A Moment of Optimism for the New York Islanders

Ken RosenblattSenior Analyst INovember 19, 2008

Forget most of what you’ve read about the Islanders this season.

Watch them play.

Note that five of their six top defensemen and their No. 1 goalie have missed a combined 65 games already. Joey MacDonald, with 14 NHL starts before this season, has started 14 of the 18 games. He has been outstanding (7-6-2, 2.68, .915) filling in for Rick DiPietro.

At 4-9-2, the Islanders were not playing nearly as poorly as their record. Now at 7-9-2, they are just starting to get confident—and healthy.

Low expectations plus an exciting brand of effective hockey could make for an enjoyable and satisfying season. The Islanders should have 3-4 more wins at this point, and they seem determined to make up for their lapses. The penalty killing unit ranks eighth in the NHL, and the Isles lead the league in blocked shots.

You’re about to ask what I’m smoking if I think this team can be any better than 28th overall. So I’ll point out that there are problems. The team still seems to always pay full price for miscues in its own end—whether the bill comes right away or four passes later.

It also has the maddening habit of not clearing the puck completely when given the opportunity to relieve pressure (see those four blown multi-goal, third-period leads), and top to bottom, the individual offensive talent does not compare to most teams, leading to an inconsistent power play that puts extra pressure on the defense and goaltending.

Kids like Jeff Tambellini and Kyle Okposo are finding other ways to contribute, but they’ll need to generate more offense.

This is not the first time that the Islanders have tried to find a way to win without a wealth of gifted players. They finally have the right coach to lead such an effort.
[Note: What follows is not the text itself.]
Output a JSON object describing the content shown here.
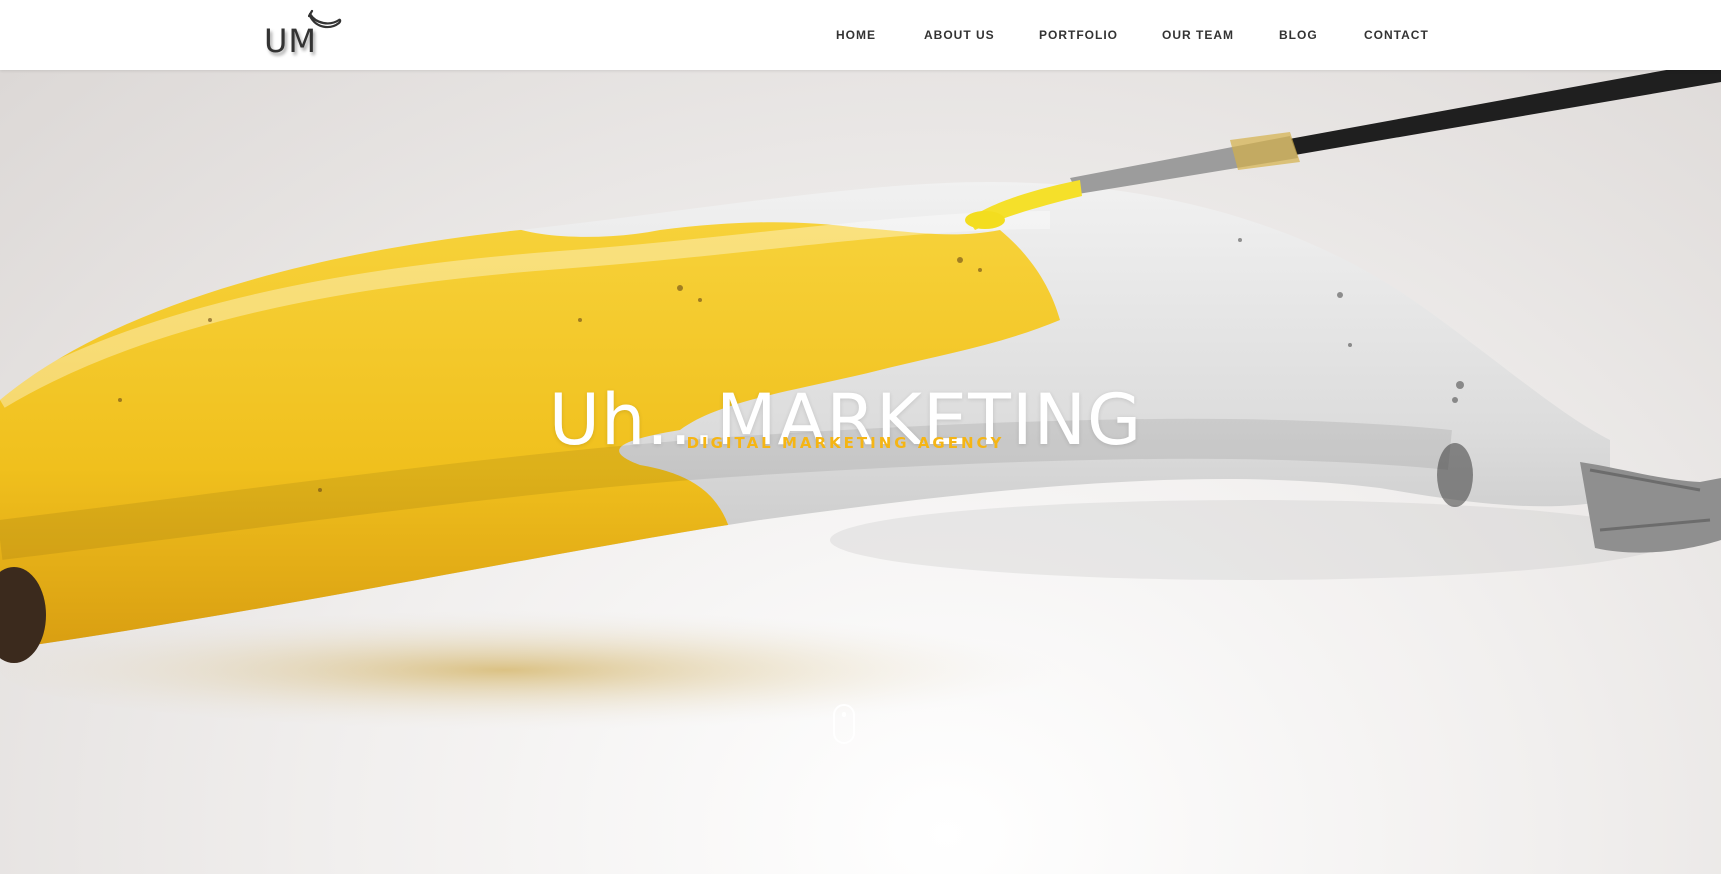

Instead of hoping that creativity somehow materializes, Scott Gordon’s Islanders create scoring chances with a relentless forecheck, by throwing the puck on net as often as possible, and by making quick decisions with the puck at full speed.

The challenge for the Islanders is to sustain their high-intensity pressure for 60 minutes a night, and for 64 more games. But even the veterans have bought into Gordon’s style—they just need to survive its rigors.

Garth Snow is looking sharp for offering long deals to players like Mark Streit, Trent Hunter, and Frans Nielsen. And yes, that is Doug Weight with 16 points in 18 games.

For now, Islanders fans can relish the possibility that this team is nourishing the future while remaining entertaining and competitive in the present.


The content of this article originally appeared on IllegalCurve.com.